TO DO
Print the listing below verbatim, passing over each picture.
RECORDS TO USE START
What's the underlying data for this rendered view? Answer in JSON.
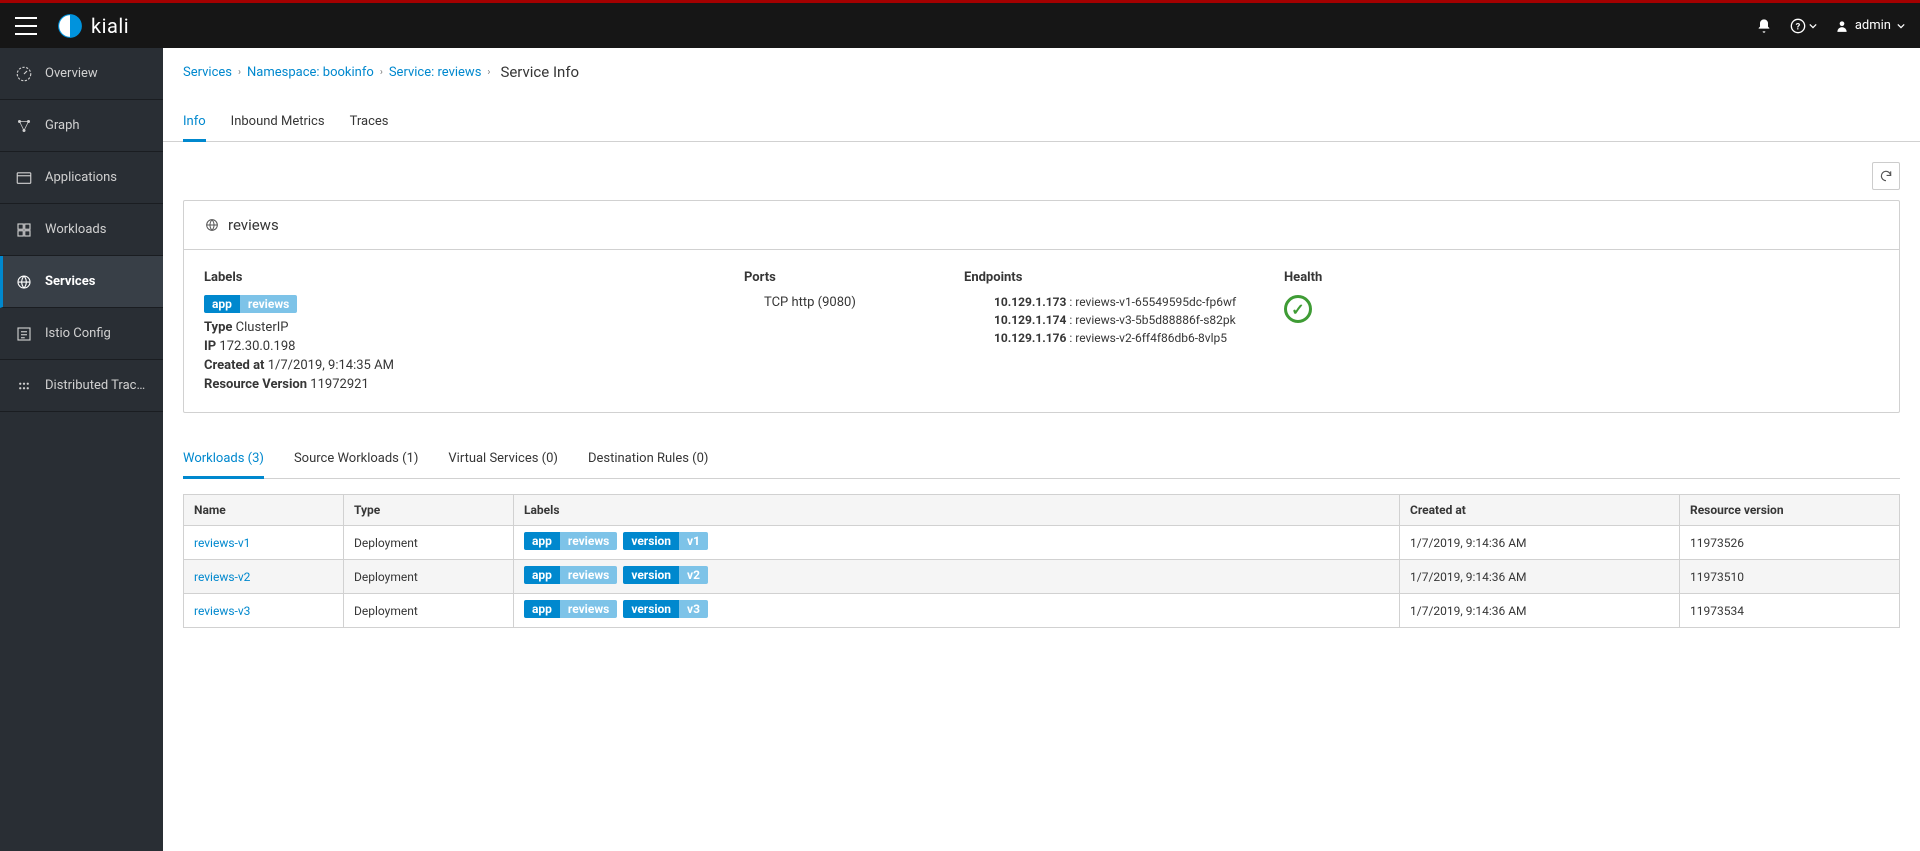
{
  "topbar": {
    "brand": "kiali",
    "user": "admin"
  },
  "sidebar": {
    "items": [
      {
        "label": "Overview"
      },
      {
        "label": "Graph"
      },
      {
        "label": "Applications"
      },
      {
        "label": "Workloads"
      },
      {
        "label": "Services"
      },
      {
        "label": "Istio Config"
      },
      {
        "label": "Distributed Traci..."
      }
    ]
  },
  "breadcrumb": {
    "l0": "Services",
    "l1": "Namespace: bookinfo",
    "l2": "Service: reviews",
    "current": "Service Info"
  },
  "tabs": {
    "t0": "Info",
    "t1": "Inbound Metrics",
    "t2": "Traces"
  },
  "service": {
    "name": "reviews",
    "labelsTitle": "Labels",
    "labelKey": "app",
    "labelVal": "reviews",
    "typeLabel": "Type",
    "typeVal": "ClusterIP",
    "ipLabel": "IP",
    "ipVal": "172.30.0.198",
    "createdLabel": "Created at",
    "createdVal": "1/7/2019, 9:14:35 AM",
    "rvLabel": "Resource Version",
    "rvVal": "11972921",
    "portsTitle": "Ports",
    "portsVal": "TCP http (9080)",
    "endpointsTitle": "Endpoints",
    "ep": [
      {
        "ip": "10.129.1.173",
        "name": "reviews-v1-65549595dc-fp6wf"
      },
      {
        "ip": "10.129.1.174",
        "name": "reviews-v3-5b5d88886f-s82pk"
      },
      {
        "ip": "10.129.1.176",
        "name": "reviews-v2-6ff4f86db6-8vlp5"
      }
    ],
    "healthTitle": "Health"
  },
  "subtabs": {
    "t0": "Workloads (3)",
    "t1": "Source Workloads (1)",
    "t2": "Virtual Services (0)",
    "t3": "Destination Rules (0)"
  },
  "table": {
    "h0": "Name",
    "h1": "Type",
    "h2": "Labels",
    "h3": "Created at",
    "h4": "Resource version",
    "rows": [
      {
        "name": "reviews-v1",
        "type": "Deployment",
        "app": "app",
        "appVal": "reviews",
        "ver": "version",
        "verVal": "v1",
        "created": "1/7/2019, 9:14:36 AM",
        "rv": "11973526"
      },
      {
        "name": "reviews-v2",
        "type": "Deployment",
        "app": "app",
        "appVal": "reviews",
        "ver": "version",
        "verVal": "v2",
        "created": "1/7/2019, 9:14:36 AM",
        "rv": "11973510"
      },
      {
        "name": "reviews-v3",
        "type": "Deployment",
        "app": "app",
        "appVal": "reviews",
        "ver": "version",
        "verVal": "v3",
        "created": "1/7/2019, 9:14:36 AM",
        "rv": "11973534"
      }
    ]
  }
}
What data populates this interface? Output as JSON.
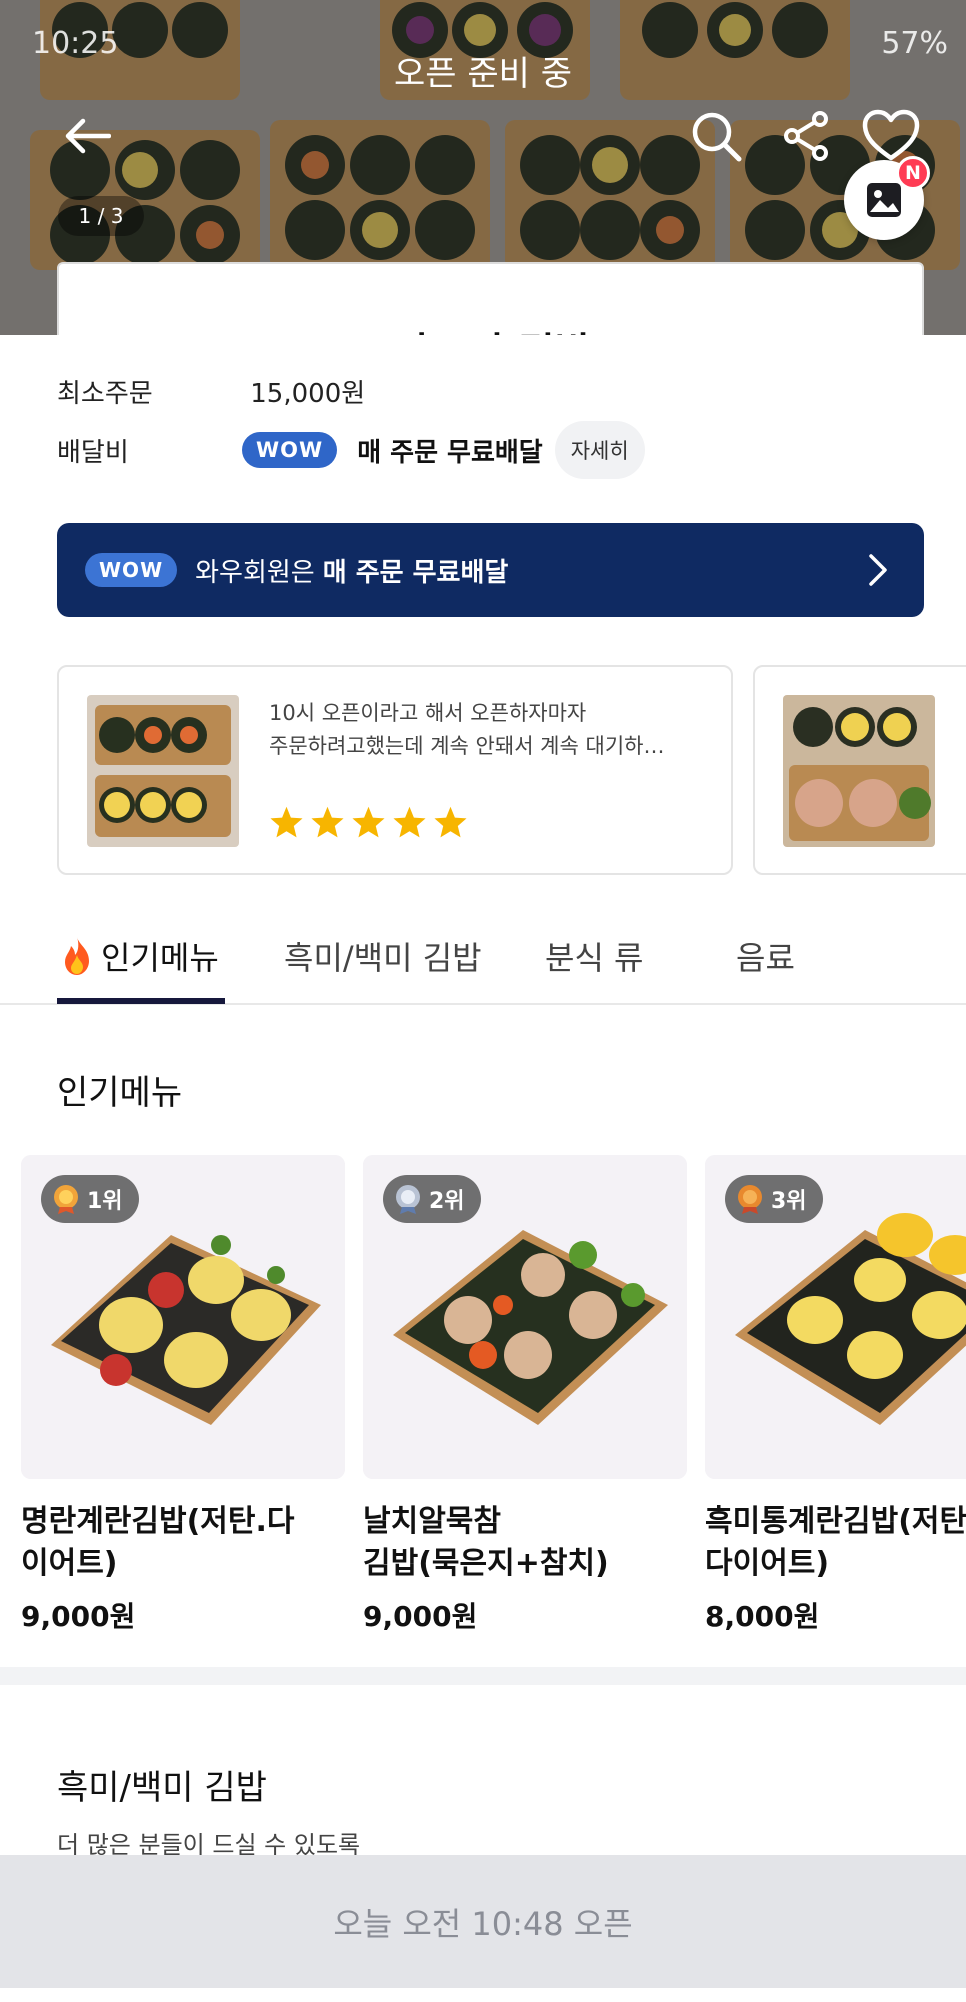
{
  "status_bar": {
    "time": "10:25",
    "battery": "57%"
  },
  "header": {
    "title": "오픈 준비 중",
    "photo_counter": "1 / 3",
    "photo_badge": "N"
  },
  "store": {
    "name": "사모의 김밥"
  },
  "info": {
    "min_order_label": "최소주문",
    "min_order_value": "15,000원",
    "delivery_fee_label": "배달비",
    "wow_label": "WOW",
    "delivery_fee_value": "매 주문 무료배달",
    "detail_button": "자세히"
  },
  "wow_banner": {
    "badge": "WOW",
    "text": "와우회원은",
    "bold": "매 주문 무료배달"
  },
  "reviews": [
    {
      "line1": "10시 오픈이라고 해서 오픈하자마자",
      "line2": "주문하려고했는데 계속 안돼서 계속 대기하…",
      "rating": 5
    }
  ],
  "tabs": [
    {
      "label": "인기메뉴",
      "active": true
    },
    {
      "label": "흑미/백미 김밥",
      "active": false
    },
    {
      "label": "분식 류",
      "active": false
    },
    {
      "label": "음료",
      "active": false
    }
  ],
  "popular": {
    "title": "인기메뉴",
    "items": [
      {
        "rank": "1위",
        "name": "명란계란김밥(저탄.다\n이어트)",
        "price": "9,000원"
      },
      {
        "rank": "2위",
        "name": "날치알묵참\n김밥(묵은지+참치)",
        "price": "9,000원"
      },
      {
        "rank": "3위",
        "name": "흑미통계란김밥(저탄\n다이어트)",
        "price": "8,000원"
      }
    ]
  },
  "kimbap_section": {
    "title": "흑미/백미 김밥",
    "description": "더 많은 분들이 드실 수 있도록"
  },
  "bottom_bar": {
    "text": "오늘 오전 10:48 오픈"
  },
  "colors": {
    "navy": "#0f2a62",
    "wow_blue": "#2f66c8",
    "star": "#f7b500",
    "tab_indicator": "#16183c",
    "badge_red": "#ff3b54"
  },
  "icons": [
    "back-arrow-icon",
    "search-icon",
    "share-icon",
    "heart-icon",
    "photo-icon",
    "chevron-right-icon",
    "star-icon",
    "fire-icon",
    "medal-icon"
  ]
}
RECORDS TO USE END
EXERCISE RESPONSE
What's the underlying data for this rendered view? Answer in JSON.
{
  "topbar": {
    "brand": "kiali",
    "user": "admin"
  },
  "sidebar": {
    "items": [
      {
        "label": "Overview"
      },
      {
        "label": "Graph"
      },
      {
        "label": "Applications"
      },
      {
        "label": "Workloads"
      },
      {
        "label": "Services"
      },
      {
        "label": "Istio Config"
      },
      {
        "label": "Distributed Traci..."
      }
    ]
  },
  "breadcrumb": {
    "l0": "Services",
    "l1": "Namespace: bookinfo",
    "l2": "Service: reviews",
    "current": "Service Info"
  },
  "tabs": {
    "t0": "Info",
    "t1": "Inbound Metrics",
    "t2": "Traces"
  },
  "service": {
    "name": "reviews",
    "labelsTitle": "Labels",
    "labelKey": "app",
    "labelVal": "reviews",
    "typeLabel": "Type",
    "typeVal": "ClusterIP",
    "ipLabel": "IP",
    "ipVal": "172.30.0.198",
    "createdLabel": "Created at",
    "createdVal": "1/7/2019, 9:14:35 AM",
    "rvLabel": "Resource Version",
    "rvVal": "11972921",
    "portsTitle": "Ports",
    "portsVal": "TCP http (9080)",
    "endpointsTitle": "Endpoints",
    "ep": [
      {
        "ip": "10.129.1.173",
        "name": "reviews-v1-65549595dc-fp6wf"
      },
      {
        "ip": "10.129.1.174",
        "name": "reviews-v3-5b5d88886f-s82pk"
      },
      {
        "ip": "10.129.1.176",
        "name": "reviews-v2-6ff4f86db6-8vlp5"
      }
    ],
    "healthTitle": "Health"
  },
  "subtabs": {
    "t0": "Workloads (3)",
    "t1": "Source Workloads (1)",
    "t2": "Virtual Services (0)",
    "t3": "Destination Rules (0)"
  },
  "table": {
    "h0": "Name",
    "h1": "Type",
    "h2": "Labels",
    "h3": "Created at",
    "h4": "Resource version",
    "rows": [
      {
        "name": "reviews-v1",
        "type": "Deployment",
        "app": "app",
        "appVal": "reviews",
        "ver": "version",
        "verVal": "v1",
        "created": "1/7/2019, 9:14:36 AM",
        "rv": "11973526"
      },
      {
        "name": "reviews-v2",
        "type": "Deployment",
        "app": "app",
        "appVal": "reviews",
        "ver": "version",
        "verVal": "v2",
        "created": "1/7/2019, 9:14:36 AM",
        "rv": "11973510"
      },
      {
        "name": "reviews-v3",
        "type": "Deployment",
        "app": "app",
        "appVal": "reviews",
        "ver": "version",
        "verVal": "v3",
        "created": "1/7/2019, 9:14:36 AM",
        "rv": "11973534"
      }
    ]
  }
}
What data populates this interface? Output as JSON.
{
  "status_bar": {
    "time": "10:25",
    "battery": "57%"
  },
  "header": {
    "title": "오픈 준비 중",
    "photo_counter": "1 / 3",
    "photo_badge": "N"
  },
  "store": {
    "name": "사모의 김밥"
  },
  "info": {
    "min_order_label": "최소주문",
    "min_order_value": "15,000원",
    "delivery_fee_label": "배달비",
    "wow_label": "WOW",
    "delivery_fee_value": "매 주문 무료배달",
    "detail_button": "자세히"
  },
  "wow_banner": {
    "badge": "WOW",
    "text": "와우회원은",
    "bold": "매 주문 무료배달"
  },
  "reviews": [
    {
      "line1": "10시 오픈이라고 해서 오픈하자마자",
      "line2": "주문하려고했는데 계속 안돼서 계속 대기하…",
      "rating": 5
    }
  ],
  "tabs": [
    {
      "label": "인기메뉴",
      "active": true
    },
    {
      "label": "흑미/백미 김밥",
      "active": false
    },
    {
      "label": "분식 류",
      "active": false
    },
    {
      "label": "음료",
      "active": false
    }
  ],
  "popular": {
    "title": "인기메뉴",
    "items": [
      {
        "rank": "1위",
        "name": "명란계란김밥(저탄.다\n이어트)",
        "price": "9,000원"
      },
      {
        "rank": "2위",
        "name": "날치알묵참\n김밥(묵은지+참치)",
        "price": "9,000원"
      },
      {
        "rank": "3위",
        "name": "흑미통계란김밥(저탄\n다이어트)",
        "price": "8,000원"
      }
    ]
  },
  "kimbap_section": {
    "title": "흑미/백미 김밥",
    "description": "더 많은 분들이 드실 수 있도록"
  },
  "bottom_bar": {
    "text": "오늘 오전 10:48 오픈"
  },
  "colors": {
    "navy": "#0f2a62",
    "wow_blue": "#2f66c8",
    "star": "#f7b500",
    "tab_indicator": "#16183c",
    "badge_red": "#ff3b54"
  },
  "icons": [
    "back-arrow-icon",
    "search-icon",
    "share-icon",
    "heart-icon",
    "photo-icon",
    "chevron-right-icon",
    "star-icon",
    "fire-icon",
    "medal-icon"
  ]
}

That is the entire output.